_WORK ITEM:_
Among the records that follow, count the lines with the string "mele"; report only that count.

_MATERIAL PROVIDED:_
•••••
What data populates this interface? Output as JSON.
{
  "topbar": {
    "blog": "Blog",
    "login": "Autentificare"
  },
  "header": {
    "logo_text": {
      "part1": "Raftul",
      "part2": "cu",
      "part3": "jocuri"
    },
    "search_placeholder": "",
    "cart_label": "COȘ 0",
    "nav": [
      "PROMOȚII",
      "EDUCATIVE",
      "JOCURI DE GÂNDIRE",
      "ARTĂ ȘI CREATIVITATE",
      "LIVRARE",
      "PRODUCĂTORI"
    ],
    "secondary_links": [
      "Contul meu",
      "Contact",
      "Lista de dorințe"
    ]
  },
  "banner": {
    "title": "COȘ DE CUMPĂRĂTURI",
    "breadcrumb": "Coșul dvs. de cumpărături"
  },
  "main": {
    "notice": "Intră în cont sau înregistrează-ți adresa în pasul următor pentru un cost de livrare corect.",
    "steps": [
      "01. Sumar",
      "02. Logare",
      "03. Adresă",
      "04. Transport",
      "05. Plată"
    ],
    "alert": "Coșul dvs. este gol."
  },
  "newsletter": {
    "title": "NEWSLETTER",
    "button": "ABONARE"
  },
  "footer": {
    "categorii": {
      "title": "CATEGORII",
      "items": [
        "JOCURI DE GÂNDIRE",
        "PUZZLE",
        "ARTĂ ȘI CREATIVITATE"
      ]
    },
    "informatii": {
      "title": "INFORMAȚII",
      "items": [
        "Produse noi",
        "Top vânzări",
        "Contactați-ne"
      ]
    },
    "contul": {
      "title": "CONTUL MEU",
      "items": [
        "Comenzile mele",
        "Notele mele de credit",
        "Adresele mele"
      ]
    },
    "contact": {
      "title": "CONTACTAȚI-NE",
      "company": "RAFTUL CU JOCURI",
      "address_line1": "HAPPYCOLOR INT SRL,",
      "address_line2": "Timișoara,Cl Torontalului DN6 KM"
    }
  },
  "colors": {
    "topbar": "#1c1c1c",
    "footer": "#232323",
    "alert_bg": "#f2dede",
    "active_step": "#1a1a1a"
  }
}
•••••
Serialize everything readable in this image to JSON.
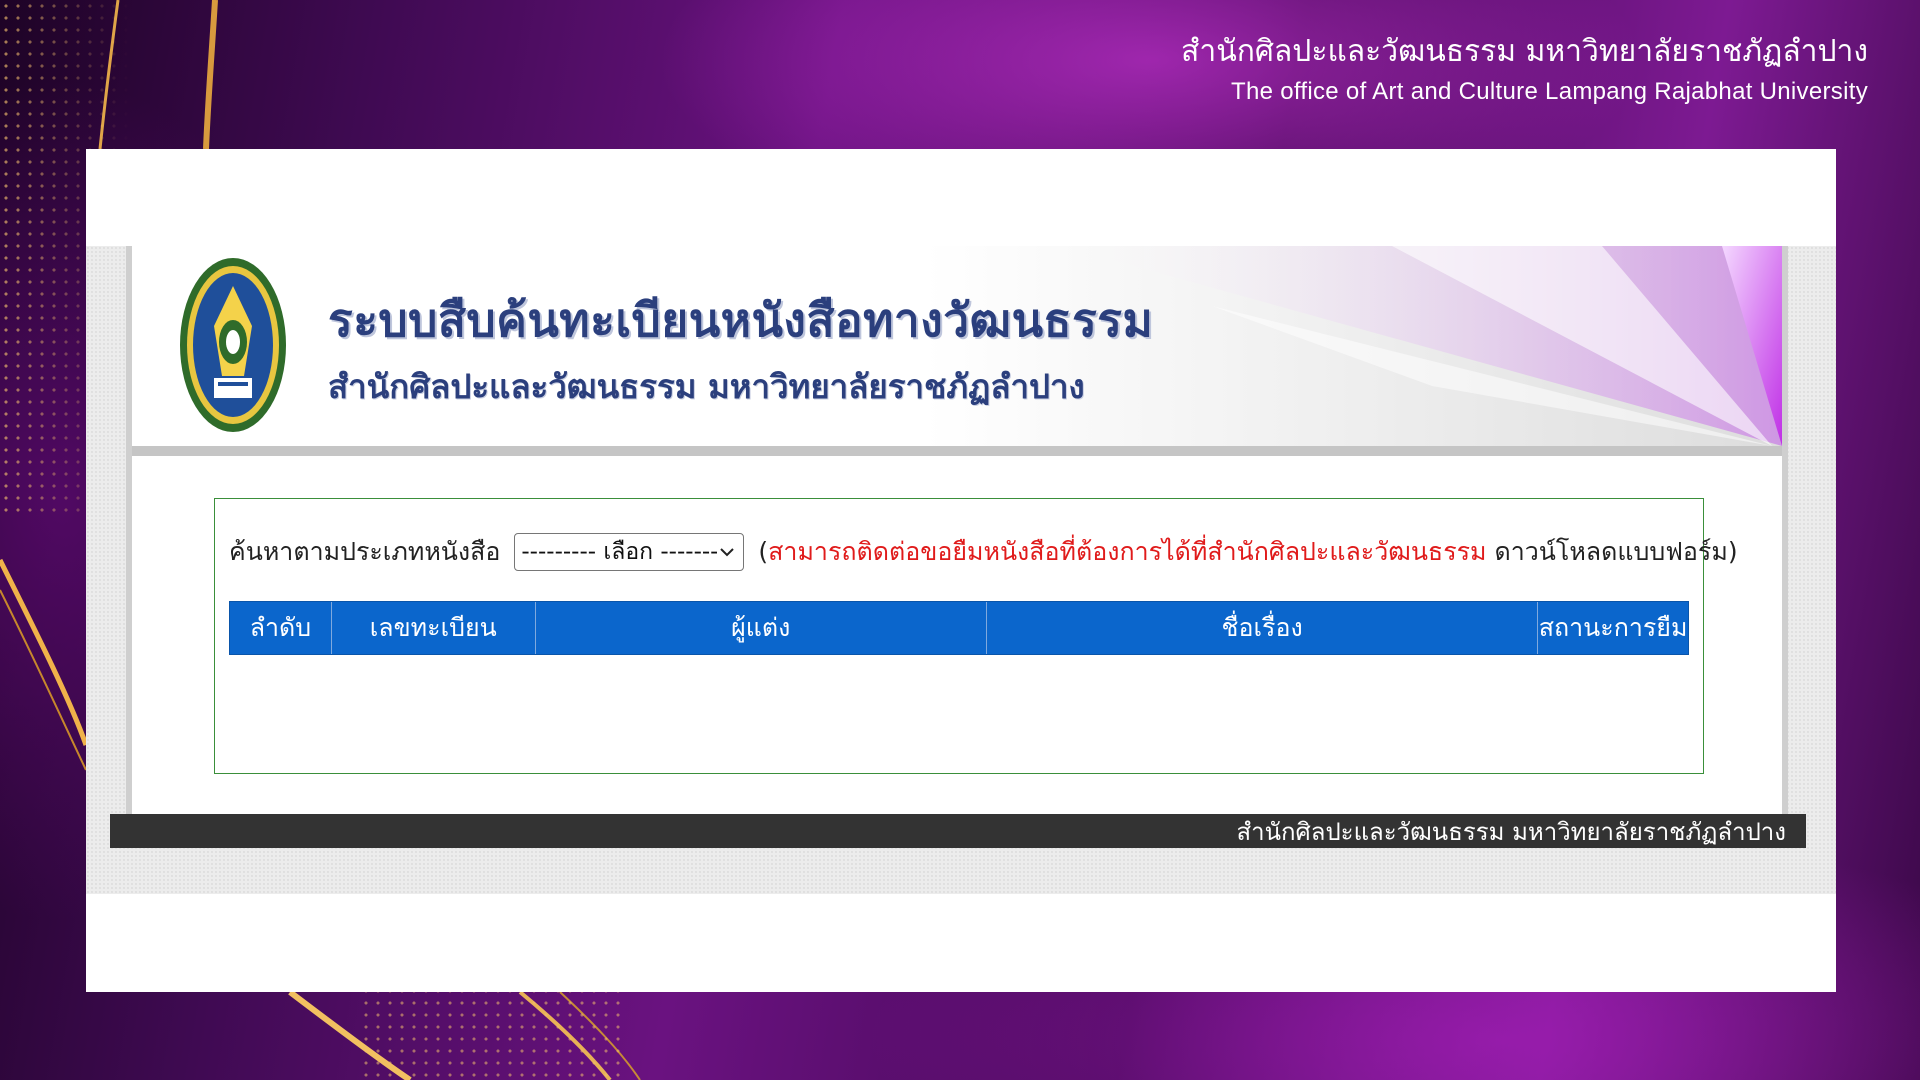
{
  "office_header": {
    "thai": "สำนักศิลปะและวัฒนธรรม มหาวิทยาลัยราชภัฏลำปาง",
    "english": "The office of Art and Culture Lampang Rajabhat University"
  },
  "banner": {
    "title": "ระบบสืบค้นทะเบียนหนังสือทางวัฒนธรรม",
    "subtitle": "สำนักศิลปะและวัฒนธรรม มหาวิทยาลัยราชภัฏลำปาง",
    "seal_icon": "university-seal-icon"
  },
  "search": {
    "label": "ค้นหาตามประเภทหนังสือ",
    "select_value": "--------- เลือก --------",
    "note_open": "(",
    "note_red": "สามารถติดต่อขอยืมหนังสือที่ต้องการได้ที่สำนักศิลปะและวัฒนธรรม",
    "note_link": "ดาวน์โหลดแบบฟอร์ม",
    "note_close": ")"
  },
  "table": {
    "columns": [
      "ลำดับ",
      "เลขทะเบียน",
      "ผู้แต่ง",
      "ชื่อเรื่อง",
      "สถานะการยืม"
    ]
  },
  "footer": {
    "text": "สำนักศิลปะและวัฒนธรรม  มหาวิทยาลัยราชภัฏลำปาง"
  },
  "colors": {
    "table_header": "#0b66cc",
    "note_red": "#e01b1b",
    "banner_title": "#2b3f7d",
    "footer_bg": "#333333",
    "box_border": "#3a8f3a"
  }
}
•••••
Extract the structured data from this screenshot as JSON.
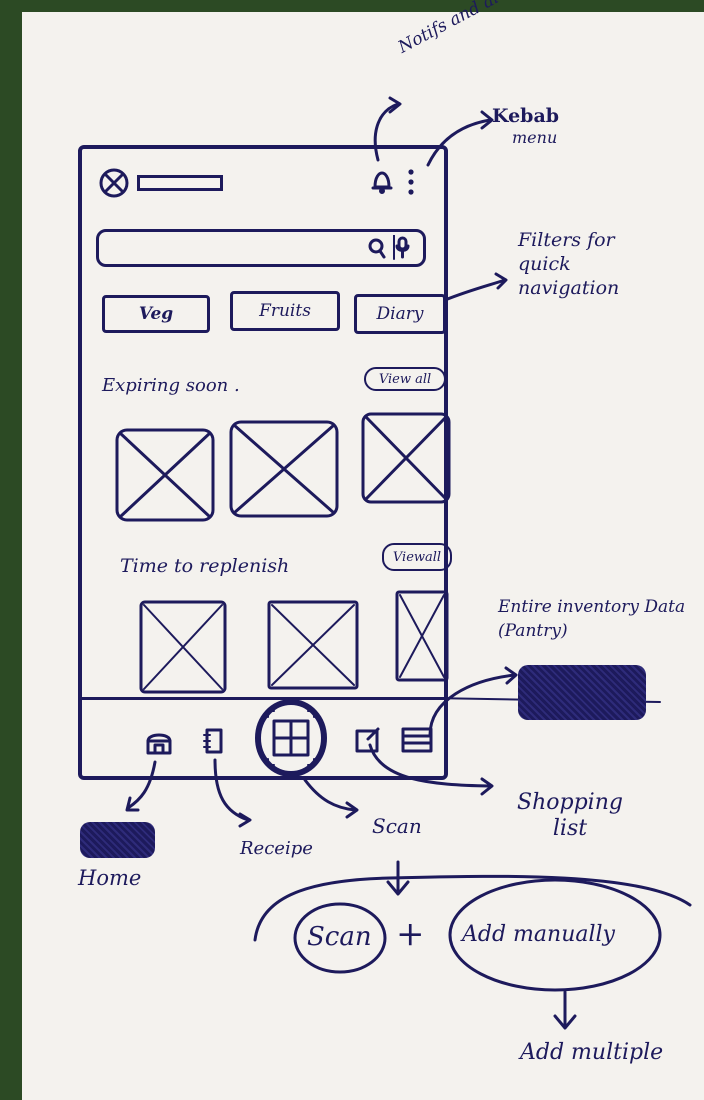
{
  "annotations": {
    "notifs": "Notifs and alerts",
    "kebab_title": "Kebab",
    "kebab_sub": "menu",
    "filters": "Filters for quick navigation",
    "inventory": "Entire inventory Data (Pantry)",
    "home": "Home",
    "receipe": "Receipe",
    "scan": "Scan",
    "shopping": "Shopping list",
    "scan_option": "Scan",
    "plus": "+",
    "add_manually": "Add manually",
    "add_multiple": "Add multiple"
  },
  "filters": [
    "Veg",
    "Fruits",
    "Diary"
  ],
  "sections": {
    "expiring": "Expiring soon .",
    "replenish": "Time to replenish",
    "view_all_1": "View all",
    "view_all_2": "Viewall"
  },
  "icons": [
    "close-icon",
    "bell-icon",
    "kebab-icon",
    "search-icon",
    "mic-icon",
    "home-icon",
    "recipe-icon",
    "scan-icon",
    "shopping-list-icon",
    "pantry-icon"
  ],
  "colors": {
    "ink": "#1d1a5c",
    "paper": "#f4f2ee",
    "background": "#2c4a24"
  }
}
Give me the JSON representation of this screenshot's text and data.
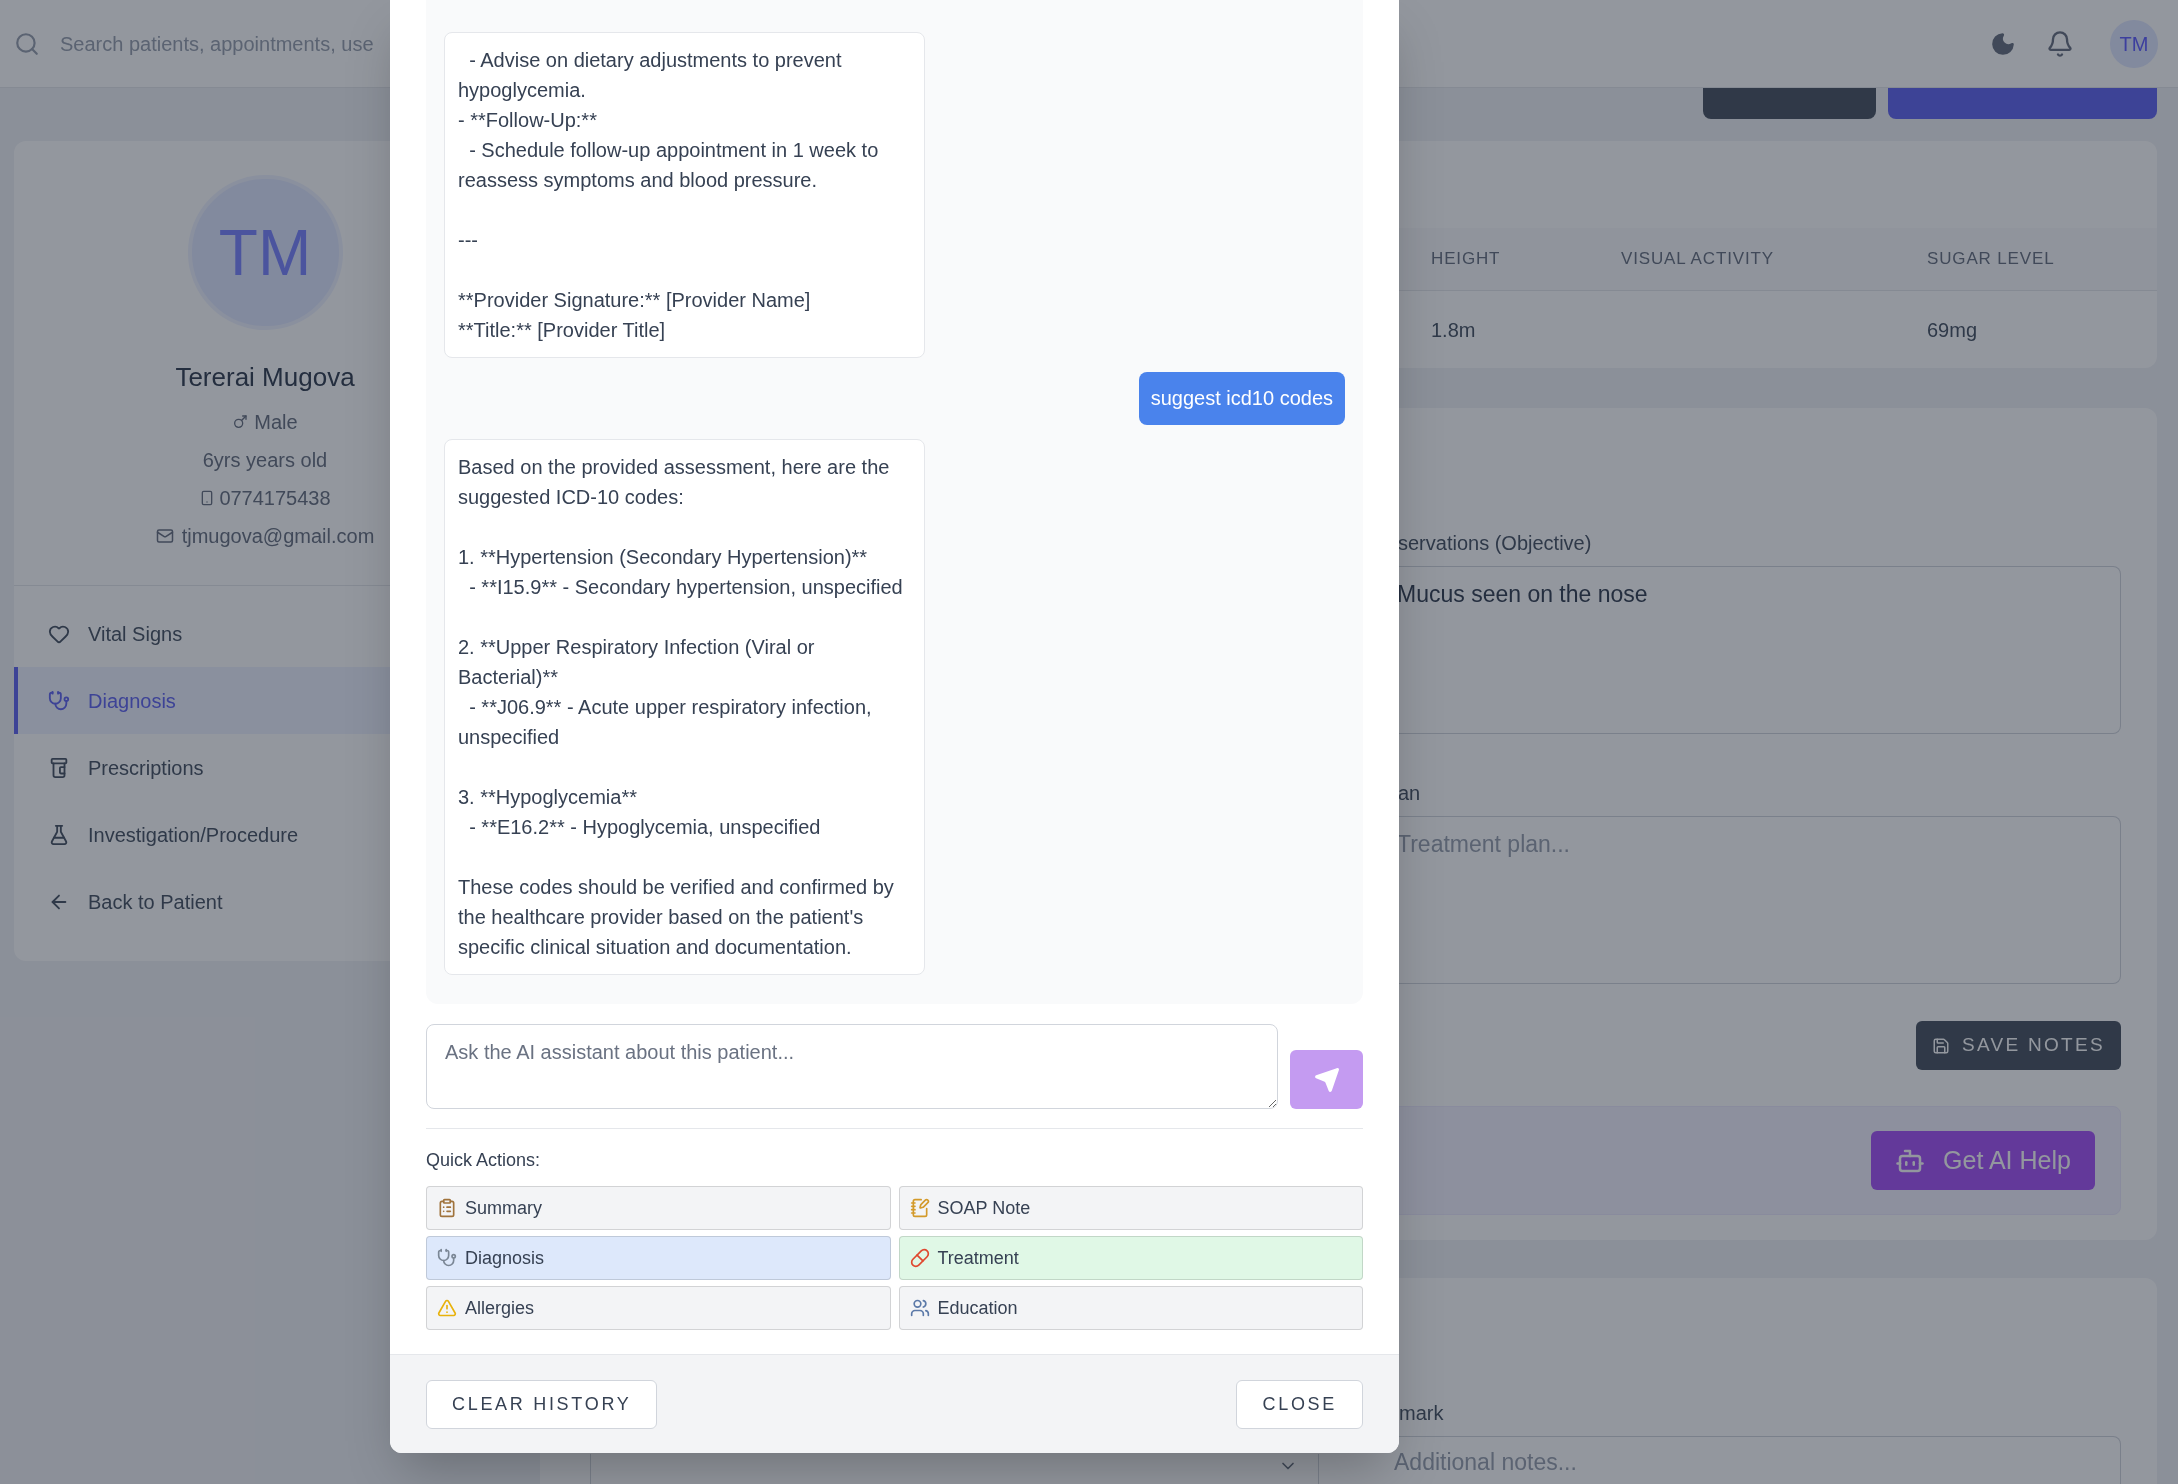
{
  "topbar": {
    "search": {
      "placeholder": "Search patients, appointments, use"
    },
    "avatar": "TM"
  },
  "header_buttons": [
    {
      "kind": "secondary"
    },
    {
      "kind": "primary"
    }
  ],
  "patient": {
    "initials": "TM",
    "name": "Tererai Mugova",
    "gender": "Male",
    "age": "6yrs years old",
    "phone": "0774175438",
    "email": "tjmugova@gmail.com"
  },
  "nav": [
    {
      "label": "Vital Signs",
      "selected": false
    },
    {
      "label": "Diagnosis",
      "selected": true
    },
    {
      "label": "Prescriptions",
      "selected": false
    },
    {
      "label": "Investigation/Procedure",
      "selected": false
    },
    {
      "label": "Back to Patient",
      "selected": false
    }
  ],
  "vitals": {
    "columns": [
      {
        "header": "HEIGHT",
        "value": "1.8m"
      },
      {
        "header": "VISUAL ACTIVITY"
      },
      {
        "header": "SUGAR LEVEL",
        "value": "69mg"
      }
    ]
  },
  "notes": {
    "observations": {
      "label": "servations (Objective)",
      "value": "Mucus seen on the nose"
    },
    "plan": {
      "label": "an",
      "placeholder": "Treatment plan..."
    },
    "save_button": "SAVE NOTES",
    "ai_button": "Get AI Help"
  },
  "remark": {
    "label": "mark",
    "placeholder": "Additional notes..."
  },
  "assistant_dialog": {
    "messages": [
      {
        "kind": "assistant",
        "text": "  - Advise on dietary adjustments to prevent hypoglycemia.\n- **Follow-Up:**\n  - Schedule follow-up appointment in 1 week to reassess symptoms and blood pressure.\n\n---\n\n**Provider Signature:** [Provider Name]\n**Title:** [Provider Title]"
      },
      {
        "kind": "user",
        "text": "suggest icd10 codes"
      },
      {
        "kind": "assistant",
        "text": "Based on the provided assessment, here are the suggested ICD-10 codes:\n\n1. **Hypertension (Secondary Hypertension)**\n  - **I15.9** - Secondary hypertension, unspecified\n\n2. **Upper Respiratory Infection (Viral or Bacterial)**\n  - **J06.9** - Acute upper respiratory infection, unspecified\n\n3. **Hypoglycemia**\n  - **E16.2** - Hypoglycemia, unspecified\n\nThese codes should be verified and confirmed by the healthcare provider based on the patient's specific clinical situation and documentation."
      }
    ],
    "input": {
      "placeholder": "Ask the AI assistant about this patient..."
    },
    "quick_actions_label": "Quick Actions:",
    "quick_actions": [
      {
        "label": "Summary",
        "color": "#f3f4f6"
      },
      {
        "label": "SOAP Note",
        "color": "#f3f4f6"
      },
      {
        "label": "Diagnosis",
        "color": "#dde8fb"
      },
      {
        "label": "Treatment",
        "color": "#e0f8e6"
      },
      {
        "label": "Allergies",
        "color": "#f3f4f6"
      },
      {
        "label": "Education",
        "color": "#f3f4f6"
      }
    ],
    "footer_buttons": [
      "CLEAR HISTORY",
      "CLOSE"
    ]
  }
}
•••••
_RESPONSE:_
3